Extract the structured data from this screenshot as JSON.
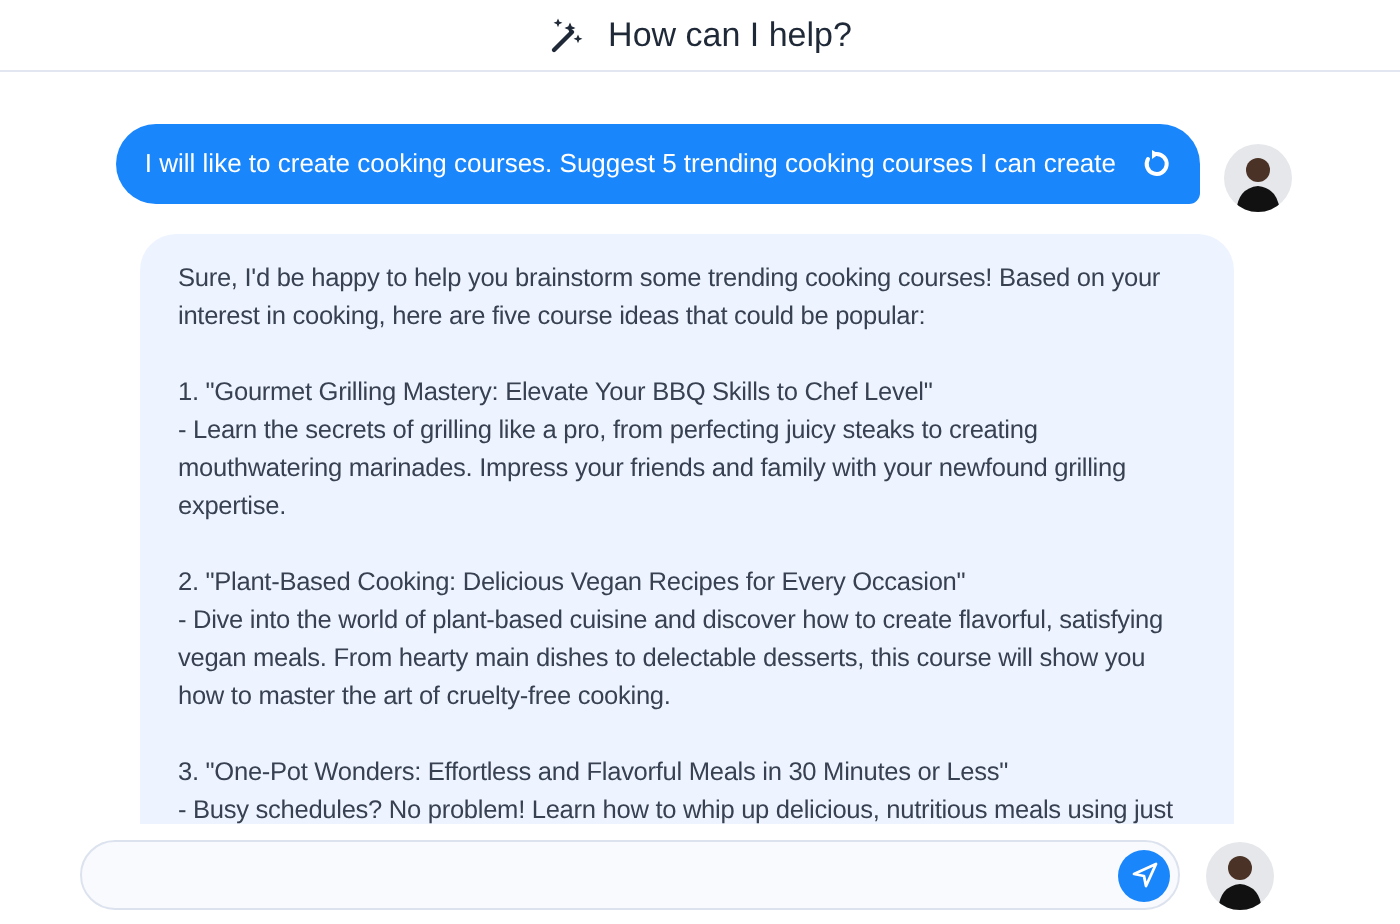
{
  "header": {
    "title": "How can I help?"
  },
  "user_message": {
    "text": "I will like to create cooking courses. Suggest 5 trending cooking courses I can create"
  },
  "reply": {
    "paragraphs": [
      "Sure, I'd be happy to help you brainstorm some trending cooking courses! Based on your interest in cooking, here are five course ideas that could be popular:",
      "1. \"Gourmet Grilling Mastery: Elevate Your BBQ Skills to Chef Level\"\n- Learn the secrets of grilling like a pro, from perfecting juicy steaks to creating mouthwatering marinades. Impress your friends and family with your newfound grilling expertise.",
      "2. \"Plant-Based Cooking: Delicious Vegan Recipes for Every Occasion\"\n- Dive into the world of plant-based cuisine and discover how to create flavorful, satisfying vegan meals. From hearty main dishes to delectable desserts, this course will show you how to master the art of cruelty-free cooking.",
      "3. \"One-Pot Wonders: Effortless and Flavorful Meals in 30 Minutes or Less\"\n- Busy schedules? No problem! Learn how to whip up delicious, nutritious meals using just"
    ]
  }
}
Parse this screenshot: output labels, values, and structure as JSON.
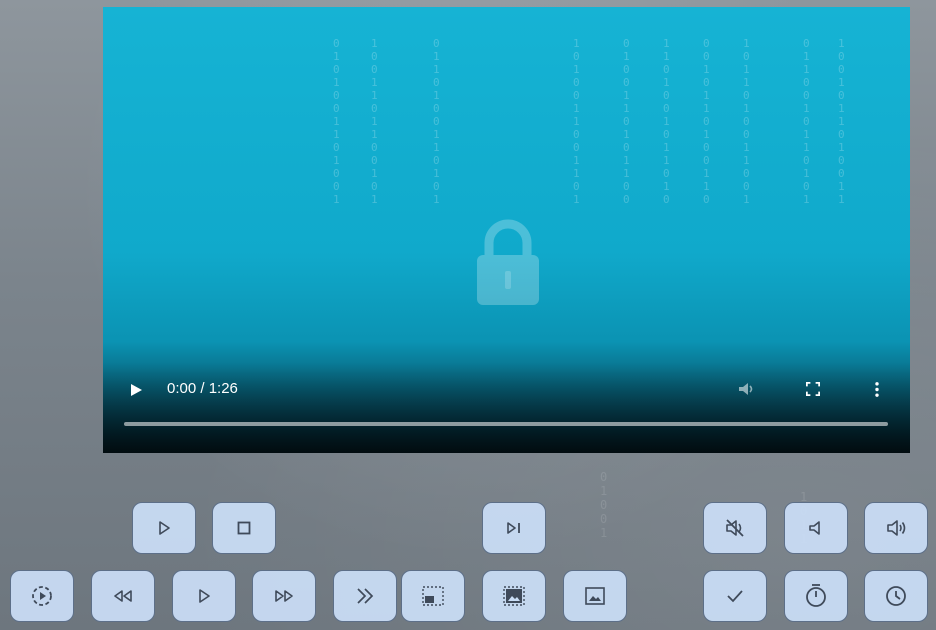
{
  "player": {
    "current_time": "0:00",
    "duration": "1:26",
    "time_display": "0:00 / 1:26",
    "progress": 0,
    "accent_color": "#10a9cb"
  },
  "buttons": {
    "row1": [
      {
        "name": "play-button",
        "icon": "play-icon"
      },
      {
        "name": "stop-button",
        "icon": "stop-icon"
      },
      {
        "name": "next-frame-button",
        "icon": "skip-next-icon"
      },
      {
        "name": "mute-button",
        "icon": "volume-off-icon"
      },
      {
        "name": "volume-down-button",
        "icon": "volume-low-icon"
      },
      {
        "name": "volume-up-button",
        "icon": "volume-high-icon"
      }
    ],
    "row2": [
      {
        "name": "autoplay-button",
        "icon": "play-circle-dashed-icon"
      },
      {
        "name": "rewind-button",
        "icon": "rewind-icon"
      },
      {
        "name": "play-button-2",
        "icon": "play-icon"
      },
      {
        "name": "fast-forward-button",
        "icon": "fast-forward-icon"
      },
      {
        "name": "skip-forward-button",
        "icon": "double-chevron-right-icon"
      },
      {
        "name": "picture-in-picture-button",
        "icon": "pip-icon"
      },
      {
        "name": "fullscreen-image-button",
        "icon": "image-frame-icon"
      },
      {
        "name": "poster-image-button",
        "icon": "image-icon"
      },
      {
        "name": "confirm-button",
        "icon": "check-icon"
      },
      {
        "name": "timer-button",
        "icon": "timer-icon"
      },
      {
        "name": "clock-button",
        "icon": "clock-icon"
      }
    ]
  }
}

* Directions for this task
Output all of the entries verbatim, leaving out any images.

* Reply to the exercise
Extract the structured data from this screenshot as JSON.
{
  "header": {
    "title": "How can I help?"
  },
  "user_message": {
    "text": "I will like to create cooking courses. Suggest 5 trending cooking courses I can create"
  },
  "reply": {
    "paragraphs": [
      "Sure, I'd be happy to help you brainstorm some trending cooking courses! Based on your interest in cooking, here are five course ideas that could be popular:",
      "1. \"Gourmet Grilling Mastery: Elevate Your BBQ Skills to Chef Level\"\n- Learn the secrets of grilling like a pro, from perfecting juicy steaks to creating mouthwatering marinades. Impress your friends and family with your newfound grilling expertise.",
      "2. \"Plant-Based Cooking: Delicious Vegan Recipes for Every Occasion\"\n- Dive into the world of plant-based cuisine and discover how to create flavorful, satisfying vegan meals. From hearty main dishes to delectable desserts, this course will show you how to master the art of cruelty-free cooking.",
      "3. \"One-Pot Wonders: Effortless and Flavorful Meals in 30 Minutes or Less\"\n- Busy schedules? No problem! Learn how to whip up delicious, nutritious meals using just"
    ]
  }
}
Parse this screenshot: output labels, values, and structure as JSON.
{
  "player": {
    "current_time": "0:00",
    "duration": "1:26",
    "time_display": "0:00 / 1:26",
    "progress": 0,
    "accent_color": "#10a9cb"
  },
  "buttons": {
    "row1": [
      {
        "name": "play-button",
        "icon": "play-icon"
      },
      {
        "name": "stop-button",
        "icon": "stop-icon"
      },
      {
        "name": "next-frame-button",
        "icon": "skip-next-icon"
      },
      {
        "name": "mute-button",
        "icon": "volume-off-icon"
      },
      {
        "name": "volume-down-button",
        "icon": "volume-low-icon"
      },
      {
        "name": "volume-up-button",
        "icon": "volume-high-icon"
      }
    ],
    "row2": [
      {
        "name": "autoplay-button",
        "icon": "play-circle-dashed-icon"
      },
      {
        "name": "rewind-button",
        "icon": "rewind-icon"
      },
      {
        "name": "play-button-2",
        "icon": "play-icon"
      },
      {
        "name": "fast-forward-button",
        "icon": "fast-forward-icon"
      },
      {
        "name": "skip-forward-button",
        "icon": "double-chevron-right-icon"
      },
      {
        "name": "picture-in-picture-button",
        "icon": "pip-icon"
      },
      {
        "name": "fullscreen-image-button",
        "icon": "image-frame-icon"
      },
      {
        "name": "poster-image-button",
        "icon": "image-icon"
      },
      {
        "name": "confirm-button",
        "icon": "check-icon"
      },
      {
        "name": "timer-button",
        "icon": "timer-icon"
      },
      {
        "name": "clock-button",
        "icon": "clock-icon"
      }
    ]
  }
}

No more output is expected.